For a narcissist parent, it’s essential that the child achieves success on the terms they define.
When that does not happen, the child can be insulted, exposed to violent behaviour or even be subjected to cold neglect. In a narcissist parent’s universe, the grandiosity of plans and achievements has more priority than their child’s well-being.
5. “Your worthiness is outside of you, so find it”
Success, power, money, fame and the list goes, when one translates the expectations that a narcissist parent has from their child. (yes, even if they are not that small anymore).

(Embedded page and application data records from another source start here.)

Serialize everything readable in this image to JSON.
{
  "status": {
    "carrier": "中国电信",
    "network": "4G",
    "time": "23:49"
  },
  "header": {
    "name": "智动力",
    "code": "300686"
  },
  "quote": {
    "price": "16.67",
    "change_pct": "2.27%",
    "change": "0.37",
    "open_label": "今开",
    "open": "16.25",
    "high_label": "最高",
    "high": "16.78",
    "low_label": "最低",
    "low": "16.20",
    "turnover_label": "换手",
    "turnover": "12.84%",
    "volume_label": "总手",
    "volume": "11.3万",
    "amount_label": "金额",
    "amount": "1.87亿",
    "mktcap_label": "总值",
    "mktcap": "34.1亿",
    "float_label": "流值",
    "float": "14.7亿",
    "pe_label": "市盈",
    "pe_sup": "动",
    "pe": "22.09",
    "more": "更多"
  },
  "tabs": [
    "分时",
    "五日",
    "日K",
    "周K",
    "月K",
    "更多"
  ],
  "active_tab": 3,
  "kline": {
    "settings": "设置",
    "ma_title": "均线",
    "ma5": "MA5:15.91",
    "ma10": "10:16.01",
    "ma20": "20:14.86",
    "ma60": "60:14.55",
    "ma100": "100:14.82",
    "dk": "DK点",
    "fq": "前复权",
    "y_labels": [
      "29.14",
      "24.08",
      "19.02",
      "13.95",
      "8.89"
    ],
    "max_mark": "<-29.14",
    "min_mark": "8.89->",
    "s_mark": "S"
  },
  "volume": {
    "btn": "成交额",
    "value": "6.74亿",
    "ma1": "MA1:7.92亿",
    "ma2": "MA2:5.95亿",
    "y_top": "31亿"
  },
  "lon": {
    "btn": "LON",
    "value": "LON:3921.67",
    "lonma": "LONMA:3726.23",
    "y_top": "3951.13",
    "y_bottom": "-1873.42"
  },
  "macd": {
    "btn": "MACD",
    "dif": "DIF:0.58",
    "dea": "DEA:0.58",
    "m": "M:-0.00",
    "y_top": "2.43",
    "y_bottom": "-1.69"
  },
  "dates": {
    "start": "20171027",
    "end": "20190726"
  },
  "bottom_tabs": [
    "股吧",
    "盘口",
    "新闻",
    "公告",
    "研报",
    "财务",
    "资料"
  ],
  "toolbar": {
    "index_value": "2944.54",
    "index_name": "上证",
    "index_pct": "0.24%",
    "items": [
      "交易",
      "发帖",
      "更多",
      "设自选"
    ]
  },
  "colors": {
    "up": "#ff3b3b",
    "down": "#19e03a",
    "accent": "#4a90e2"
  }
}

A sense of worth is associated to being the best in class, best at work, best in the eyes of society. The grandiosity mentioned in the previous point translates into this messaging, often subtle and insidious. A compulsive need to prove themselves, is what the offspring of a narcissist is left with.
To feel just an iota of worth, they may chase a career they have no interest in, form alliances with people they don’t gel with and pursue a life that’s far from what they really want.
6. “You don’t know enough for your own good”
If you’re wondering what the corollary for that is, it is : “let me tell you.” This is another usual symptom of a narcissist parent slipping control into their children’s lives.
From telling them how to dress up to dictating what they ought to eat to who they should spend time with, it might seem to a narcissist’s child that they don’t know enough.
This is again something that feeds the power equation and might make the child think that the parent’s knowledge or understanding must not be questioned at all.
Do you notice a theme running through every little misconception (passed off as the word of God of course) above?
Each of them play with the aspect of self-esteem and prevents the child from individuating into an adult of their own choice and making (holds true even for those children who are adults but who continue to be in the throes of old patterns).
If the above ring a bell, it’s perhaps time that you sit yourself down and evaluation the relationship you share with your narcissistic parent. In the process, renegotiate boundaries and call back everything (feelings, voices, to-do lists) that seem rightfully yours.
Related Video: Six Kinds of Emotional Abuse by Narcissistic Parents
You may also like:
- What is a Covert Narcissist?
- 10 Do’s and Don’ts To Keep Your Parenting Healthy and Non Toxic
- 10 Parenting Habits That Harm Our Kids
- Studies Show a ‘Tough Love’ Parenting Style Creates More Harm Than Strength
- Hoovering: Ways A Narcissist Reels You Back In